Your instructions:
Scan the entries for lines with the word "content", then copy those lines.

(Records excerpted from a collection)
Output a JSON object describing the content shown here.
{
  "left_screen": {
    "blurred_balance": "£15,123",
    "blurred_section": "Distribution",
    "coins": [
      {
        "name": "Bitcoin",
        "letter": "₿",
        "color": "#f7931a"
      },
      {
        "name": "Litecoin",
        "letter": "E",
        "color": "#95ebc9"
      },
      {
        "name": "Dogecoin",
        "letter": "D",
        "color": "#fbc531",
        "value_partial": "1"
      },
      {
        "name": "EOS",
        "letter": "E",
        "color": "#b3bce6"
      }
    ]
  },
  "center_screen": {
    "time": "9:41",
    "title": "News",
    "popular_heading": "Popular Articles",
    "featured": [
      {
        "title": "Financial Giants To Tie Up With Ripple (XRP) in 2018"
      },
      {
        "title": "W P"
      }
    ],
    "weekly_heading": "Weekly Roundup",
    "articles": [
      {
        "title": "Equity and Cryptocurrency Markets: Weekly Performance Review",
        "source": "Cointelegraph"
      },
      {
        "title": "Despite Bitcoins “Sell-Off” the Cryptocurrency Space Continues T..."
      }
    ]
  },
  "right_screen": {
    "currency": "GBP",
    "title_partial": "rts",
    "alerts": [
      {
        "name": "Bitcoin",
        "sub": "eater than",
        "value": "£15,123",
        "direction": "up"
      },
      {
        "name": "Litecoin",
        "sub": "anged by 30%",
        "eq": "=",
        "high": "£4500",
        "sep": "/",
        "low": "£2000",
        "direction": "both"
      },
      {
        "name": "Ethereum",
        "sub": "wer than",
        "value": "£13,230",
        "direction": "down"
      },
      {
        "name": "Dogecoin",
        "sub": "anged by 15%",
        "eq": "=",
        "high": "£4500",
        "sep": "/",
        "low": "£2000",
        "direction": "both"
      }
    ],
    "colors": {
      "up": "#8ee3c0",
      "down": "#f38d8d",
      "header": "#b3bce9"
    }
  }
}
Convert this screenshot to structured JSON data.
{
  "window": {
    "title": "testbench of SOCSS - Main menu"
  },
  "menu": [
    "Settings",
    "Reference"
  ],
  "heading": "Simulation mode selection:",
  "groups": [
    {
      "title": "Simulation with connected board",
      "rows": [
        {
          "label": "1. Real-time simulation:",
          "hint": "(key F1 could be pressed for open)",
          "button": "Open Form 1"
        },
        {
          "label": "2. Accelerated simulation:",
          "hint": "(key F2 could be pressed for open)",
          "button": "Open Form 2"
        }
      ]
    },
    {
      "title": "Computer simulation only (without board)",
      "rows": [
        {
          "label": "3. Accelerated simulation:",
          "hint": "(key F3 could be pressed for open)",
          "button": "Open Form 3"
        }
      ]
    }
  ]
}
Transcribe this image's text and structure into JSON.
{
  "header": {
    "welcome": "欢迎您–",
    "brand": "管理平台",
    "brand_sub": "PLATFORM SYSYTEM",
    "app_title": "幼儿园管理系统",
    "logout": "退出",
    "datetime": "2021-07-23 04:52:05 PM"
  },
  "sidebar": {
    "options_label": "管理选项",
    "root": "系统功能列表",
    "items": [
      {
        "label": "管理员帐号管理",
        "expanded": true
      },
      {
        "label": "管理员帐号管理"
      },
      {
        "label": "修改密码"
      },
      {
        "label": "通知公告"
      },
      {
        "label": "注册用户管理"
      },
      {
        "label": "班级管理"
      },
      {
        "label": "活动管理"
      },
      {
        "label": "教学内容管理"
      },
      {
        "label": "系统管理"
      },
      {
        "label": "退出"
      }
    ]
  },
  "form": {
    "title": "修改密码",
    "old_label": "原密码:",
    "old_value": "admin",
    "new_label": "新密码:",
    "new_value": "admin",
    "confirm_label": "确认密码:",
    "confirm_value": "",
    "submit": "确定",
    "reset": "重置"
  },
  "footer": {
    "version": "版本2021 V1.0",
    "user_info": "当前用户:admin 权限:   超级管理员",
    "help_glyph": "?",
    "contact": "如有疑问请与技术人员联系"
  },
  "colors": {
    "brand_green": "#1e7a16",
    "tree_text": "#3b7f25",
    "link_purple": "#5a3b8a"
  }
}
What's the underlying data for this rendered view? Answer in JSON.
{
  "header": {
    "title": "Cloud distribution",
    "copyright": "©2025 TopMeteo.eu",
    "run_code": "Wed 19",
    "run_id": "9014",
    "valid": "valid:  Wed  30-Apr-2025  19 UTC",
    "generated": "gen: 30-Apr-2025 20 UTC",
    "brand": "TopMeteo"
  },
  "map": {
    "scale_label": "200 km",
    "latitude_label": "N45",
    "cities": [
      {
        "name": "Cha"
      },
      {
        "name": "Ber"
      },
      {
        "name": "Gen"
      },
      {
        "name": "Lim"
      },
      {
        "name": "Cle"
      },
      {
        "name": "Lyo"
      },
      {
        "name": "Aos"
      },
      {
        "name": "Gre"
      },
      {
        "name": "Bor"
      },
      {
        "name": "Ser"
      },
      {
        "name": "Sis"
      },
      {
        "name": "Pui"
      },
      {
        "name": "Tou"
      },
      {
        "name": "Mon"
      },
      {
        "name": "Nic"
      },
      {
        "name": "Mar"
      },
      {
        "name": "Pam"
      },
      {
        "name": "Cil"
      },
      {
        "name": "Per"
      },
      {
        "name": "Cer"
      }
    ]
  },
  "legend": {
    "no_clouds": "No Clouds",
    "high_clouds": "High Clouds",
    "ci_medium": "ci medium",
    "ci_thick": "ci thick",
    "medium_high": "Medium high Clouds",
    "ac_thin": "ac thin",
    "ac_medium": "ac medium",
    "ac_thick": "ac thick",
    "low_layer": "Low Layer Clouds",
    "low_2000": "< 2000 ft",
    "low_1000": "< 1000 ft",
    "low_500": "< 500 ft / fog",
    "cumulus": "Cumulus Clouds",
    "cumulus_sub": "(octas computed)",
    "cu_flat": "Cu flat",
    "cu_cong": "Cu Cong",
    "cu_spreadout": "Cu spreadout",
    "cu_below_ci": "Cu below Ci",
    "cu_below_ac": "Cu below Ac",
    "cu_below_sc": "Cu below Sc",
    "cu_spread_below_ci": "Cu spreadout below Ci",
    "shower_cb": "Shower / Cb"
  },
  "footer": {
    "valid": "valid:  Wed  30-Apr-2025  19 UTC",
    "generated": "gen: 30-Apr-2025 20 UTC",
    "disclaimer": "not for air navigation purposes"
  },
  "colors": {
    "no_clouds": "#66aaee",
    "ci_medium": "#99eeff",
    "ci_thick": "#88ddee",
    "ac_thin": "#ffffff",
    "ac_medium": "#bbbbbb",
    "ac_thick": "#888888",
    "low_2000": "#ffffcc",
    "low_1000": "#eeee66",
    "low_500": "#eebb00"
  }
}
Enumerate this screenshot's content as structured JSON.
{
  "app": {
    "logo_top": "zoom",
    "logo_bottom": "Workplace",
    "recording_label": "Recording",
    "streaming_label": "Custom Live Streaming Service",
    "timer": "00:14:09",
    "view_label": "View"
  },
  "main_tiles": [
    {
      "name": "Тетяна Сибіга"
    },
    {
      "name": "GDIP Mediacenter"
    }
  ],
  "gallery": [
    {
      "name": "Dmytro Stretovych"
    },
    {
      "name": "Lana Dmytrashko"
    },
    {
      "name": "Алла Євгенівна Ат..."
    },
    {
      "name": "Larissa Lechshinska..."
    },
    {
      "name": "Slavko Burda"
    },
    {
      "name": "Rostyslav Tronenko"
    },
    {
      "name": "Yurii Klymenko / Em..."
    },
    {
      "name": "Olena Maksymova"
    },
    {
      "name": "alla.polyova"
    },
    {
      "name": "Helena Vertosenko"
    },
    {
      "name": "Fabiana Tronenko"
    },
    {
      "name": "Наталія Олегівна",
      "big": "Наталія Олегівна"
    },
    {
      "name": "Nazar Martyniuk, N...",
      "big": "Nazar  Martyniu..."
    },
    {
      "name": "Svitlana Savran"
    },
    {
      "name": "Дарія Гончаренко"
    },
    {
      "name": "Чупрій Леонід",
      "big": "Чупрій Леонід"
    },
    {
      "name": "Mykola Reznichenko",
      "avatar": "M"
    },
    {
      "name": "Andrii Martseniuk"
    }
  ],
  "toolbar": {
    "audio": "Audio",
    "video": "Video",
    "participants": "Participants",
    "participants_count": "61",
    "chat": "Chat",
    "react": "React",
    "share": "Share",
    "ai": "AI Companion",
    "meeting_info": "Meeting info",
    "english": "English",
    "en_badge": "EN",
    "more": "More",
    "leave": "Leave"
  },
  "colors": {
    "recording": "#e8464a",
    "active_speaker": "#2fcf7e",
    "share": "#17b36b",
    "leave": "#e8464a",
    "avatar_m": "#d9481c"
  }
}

Answer to this exercise:
Output a JSON object describing the content shown here.
Enumerate this screenshot's content as structured JSON.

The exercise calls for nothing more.